4-6-0 "Ten-Wheeler" Steam Locomotive
The Ten-wheeler was a steam locomotive design that helped to displace the ubiquitous American Type 4-4-0 (a steam locomotive that was used for every type of service imaginable due to its flexibility and reliability). The Ten-wheeler is perhaps the only steam locomotive type to derive its name simply from the number of wheels it carries, ten, with a 4-6-0 arrangement. The 4-6-0 wheel arrangement was developed as early as the late 1840s first appearing on the Philadelphia and Reading Railroad in 1847.
The creation of the 4-6-0 came about because of a need to increase adhesion, thus, of course, allowing a single locomotive to haul heavier loads. Essentially an American design (of the 4-4-0 wheel arrangement), the Ten-wheeler's extra axle allowed for this increase in tractive effort and for one of the first times in the railroad industry's short history, it now had a specialized locomotive that could be used for specific purposes, in this case hauling freight and passengers over steep grades.
Throughout its life the Ten-wheeler design also found use in all types of service from moving fast passenger trains to heavy freights in mountainous territory.

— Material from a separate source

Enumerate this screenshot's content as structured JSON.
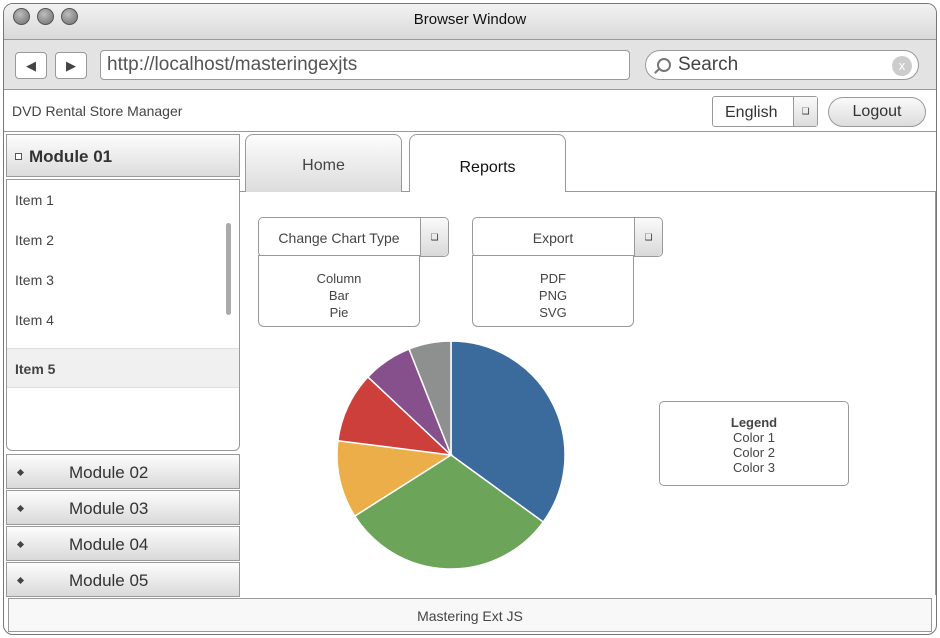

With the development of the heavier Consolidation Type, a 2-8-0 design, most railroads bumped their 4-6-0s to passenger-only status and/or light freight duty. Still, production on the 4-6-0 wheel arrangement lasted throughout the latter half of the 19th century and when production ended on Ten-wheelers, well over 17,000 units had been built!
There were a number of 4-6-0's in service with the CWR although none was ever solely engaged in passenger service. Their ability to climb relatively steep grades (3%) with a load was a major factor in their popularity. The pictures we have located of CWR's 4-6-0's are shown at right.
Club members have eight ten-wheelers some of which closely resemble the prototypes in the gallery above. Of the eight two are live steam. Experience has showed us that these locos prefer at least eight foot diameter curves.